Tudor and Stuart Britain, 1485-1714

Front Cover
Pearson/Longman, Jan 1, 2005 - History - 563 pages
4 Reviews

Providing detailed coverage of the main political and religious issues of the age, this new edition of Tudor and Stuart Britain has expanded sections on Ireland and Scotland, ensuring the text considers Britain as a whole. Historiographically up to date, there is also extra coverage of economic and social topics including trade and industry, the structure of society, the treatment of the poor, and the role of women. A guide to further reading lists the principal works published on the period since 1990, providing students with an excellent resource for extra research.

This text is ideal for introductory undergradutate courses in Early Modern British History.

What people are saying - Write a review

LibraryThing Review

User Review  - sgerbic - LibraryThing
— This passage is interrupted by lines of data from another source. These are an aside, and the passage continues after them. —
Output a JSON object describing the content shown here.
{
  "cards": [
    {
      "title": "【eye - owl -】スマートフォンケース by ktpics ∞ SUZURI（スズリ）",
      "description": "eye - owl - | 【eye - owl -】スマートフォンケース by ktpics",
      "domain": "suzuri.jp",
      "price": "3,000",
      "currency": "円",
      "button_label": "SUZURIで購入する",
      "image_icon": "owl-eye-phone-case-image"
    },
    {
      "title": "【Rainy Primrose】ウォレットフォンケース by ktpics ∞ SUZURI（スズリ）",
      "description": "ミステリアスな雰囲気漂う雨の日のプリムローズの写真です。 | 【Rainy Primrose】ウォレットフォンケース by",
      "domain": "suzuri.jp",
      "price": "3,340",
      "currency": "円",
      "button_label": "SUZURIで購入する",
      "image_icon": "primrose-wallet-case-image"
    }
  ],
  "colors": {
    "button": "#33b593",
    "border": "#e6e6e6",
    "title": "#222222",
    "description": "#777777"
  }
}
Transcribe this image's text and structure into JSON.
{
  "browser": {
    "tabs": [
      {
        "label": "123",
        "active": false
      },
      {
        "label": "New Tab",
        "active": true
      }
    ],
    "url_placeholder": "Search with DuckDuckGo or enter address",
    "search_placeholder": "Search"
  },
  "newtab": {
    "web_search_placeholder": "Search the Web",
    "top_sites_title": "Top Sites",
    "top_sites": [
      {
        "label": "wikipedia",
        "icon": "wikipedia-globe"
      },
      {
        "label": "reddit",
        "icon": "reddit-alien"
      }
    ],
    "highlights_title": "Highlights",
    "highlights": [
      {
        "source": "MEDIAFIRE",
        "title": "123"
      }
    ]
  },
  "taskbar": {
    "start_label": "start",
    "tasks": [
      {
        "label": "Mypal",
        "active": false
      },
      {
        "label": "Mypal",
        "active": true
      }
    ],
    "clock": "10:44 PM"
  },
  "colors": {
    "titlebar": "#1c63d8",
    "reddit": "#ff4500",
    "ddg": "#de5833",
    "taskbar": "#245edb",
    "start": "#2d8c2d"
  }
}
Reviewed May 2006 Not for the casual British reader, this book is crammed full of stuff. The author has arranged it into categories broken down by the monarchs. For example you can study the economic ... Read full review

User Review - Flag as inappropriate

Reviewed May 2006
Not for the casual British reader, this book is crammed full of stuff. The author has arranged it into categories broken down by the monarchs. For example you can study the
economic effect during Elizabeth's or James I rules, or just look at how the poor or women were treated. If you are trying to understand a certain aspect during this time period 1485-1714then you are looking in the right place. To really understand what is happening you need background either by knowledge from elsewhere or I would suggest a "Book For Dummies" that you can pick up and quickly formalized who is who.
The really odd part about reading this book is that you have to remember that it is not a story book, the characters come and go then come and go again, sometimes several times. James I died in Chapter 12 but is discussed thorughout the remaining chapters sometimes as if he were still alive during the discussion this clearly is confusing epically for secondary characters you new little about and then here they are again.
A great book for detail, but a bad book for stories, the author glosses over the steamier stories that might make British History lovers out of the readers. But I guess they probably already are or at least taking a class as I did Hist 151B at San Jose State.
8-2006
 

About the author (2005)

Bibliographic information